Not so long ago, we found out that Tokyo’s Akihabara Station has a bank of vending machines stocked with a huge array of delicious milk-based drinks, with all sorts of fruit, tea, and coffee flavorings to tempt you. But while those are great for quenching your thirst or satisfying your sweet tooth, what about when you’re feeling hungry?
https://www.seriouseats.com/2019/01/ask-the-food-lab-the-truth-about-msg.html, posted 2019 by peter in food health science
So where does that leave us in terms of using it for cooking? In the end, it seems that the subgroup sensitive to MSG is small enough and the adverse reaction rare enough that in all likelihood you’re gonna be just fine using it in your own food, especially if you make sure to eat a little MSG-free stuff to lay down a bed in your belly before getting to the goods. Moreover all evidence suggests that the effects are at worst a short-term discomfort with no long-lasting consequences.

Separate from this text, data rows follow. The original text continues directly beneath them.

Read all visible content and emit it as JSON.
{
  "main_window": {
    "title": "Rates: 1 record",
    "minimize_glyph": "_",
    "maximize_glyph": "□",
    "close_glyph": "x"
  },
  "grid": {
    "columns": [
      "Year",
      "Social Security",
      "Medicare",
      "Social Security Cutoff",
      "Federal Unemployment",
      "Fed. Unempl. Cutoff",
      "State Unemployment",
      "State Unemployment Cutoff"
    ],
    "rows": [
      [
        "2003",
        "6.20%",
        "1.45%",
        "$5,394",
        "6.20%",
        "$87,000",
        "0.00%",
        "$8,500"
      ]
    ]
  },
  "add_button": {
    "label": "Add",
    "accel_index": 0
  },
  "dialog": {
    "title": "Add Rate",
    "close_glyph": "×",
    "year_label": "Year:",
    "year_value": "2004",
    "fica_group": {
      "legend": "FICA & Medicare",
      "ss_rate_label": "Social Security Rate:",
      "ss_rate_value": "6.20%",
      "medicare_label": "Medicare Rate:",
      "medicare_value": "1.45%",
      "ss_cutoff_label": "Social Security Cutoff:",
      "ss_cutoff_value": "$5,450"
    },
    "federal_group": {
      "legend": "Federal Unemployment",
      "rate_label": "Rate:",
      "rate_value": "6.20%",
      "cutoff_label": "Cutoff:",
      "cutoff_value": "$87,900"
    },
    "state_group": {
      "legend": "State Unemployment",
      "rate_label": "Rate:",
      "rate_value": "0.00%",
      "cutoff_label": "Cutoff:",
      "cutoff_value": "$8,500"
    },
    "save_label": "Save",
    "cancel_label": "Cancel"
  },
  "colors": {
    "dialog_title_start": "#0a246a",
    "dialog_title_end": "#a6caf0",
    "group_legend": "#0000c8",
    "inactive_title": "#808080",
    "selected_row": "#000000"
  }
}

https://boingboing.net/2018/06/25/italian-chefs-watch-in-horror.html, posted 2018 by peter in food humor video
In this video, three reputable Italian chefs are subjected to severe moral injury by being forced to watch the top five 'how to cook carbonara' videos on YouTube. Their emotions range between outrage, disappointment, dour amusement and absolute horror in under 13 minutes. Be sure to turn subtitles on for this one before settling in.
https://www.nyteknik.se/sponsrad/sa-placeras-grillkolen-ratt-6917937, posted 2018 by peter in food howto inswedish simulation
Den bästa metoden för en jämn grillvärme, som togs upp i en artikel från Cook’s Illustrated, är att placera glöden i en ring där mitten av grillen är tom. Motsatt mot vad man kan tro, så skapar en jämnt fördelad glöd alltså inte en jämn värmespridning på grillgallret. Detta beror på att maten på grillgallret inte bara värms upp underifrån utan även av den reflekterande värmestrålningen från väggarna. Klotgrillens form skapar på så sätt en hot spot i mitten av grillen.
www.sciencemag.org/news/2018/05/what-s-really-behind-gluten-sensitivity, posted 2018 by peter in food health science
As data trickle in, entrenched camps have emerged. Some researchers are convinced that many patients have an immune reaction to gluten or another substance in wheat—a nebulous illness sometimes called nonceliac gluten sensitivity (NCGS).
Others believe most patients are actually reacting to an excess of poorly absorbed carbohydrates present in wheat and many other foods. Those carbohydrates—called FODMAPs, for fermentable oligosaccharides, disaccharides, monosaccharides, and polyols—can cause bloating when they ferment in the gut. If FODMAPs are the primary culprit, thousands of people may be on gluten-free diets with the support of their doctors and dietitians but without good reason.
Those competing theories were on display in a session on wheat sensitivity at a celiac disease symposium held at Columbia in March. In back-to-back talks, Lundin made the case for FODMAPs, and Alaedini for an immune reaction. But in an irony that underscores how muddled the field has become, both researchers started their quests believing something completely different.
The subjects cycled through high-gluten, low-gluten, and no-gluten (placebo) diets, without knowing which diet plan they were on at any given time. In the end, all of the treatment diets - even the placebo diet - caused pain, bloating, nausea, and gas to a similar degree. It didn’t matter if the diet contained gluten. (Read more about the study.)
"In contrast to our first study… we could find absolutely no specific response to gluten," Gibson wrote in the paper. A third, larger study published this month has confirmed the findings.
It should be noted that this study is not about celiac disease — what it's saying is that if you don't have that specific disease you can eat all the gluten you want.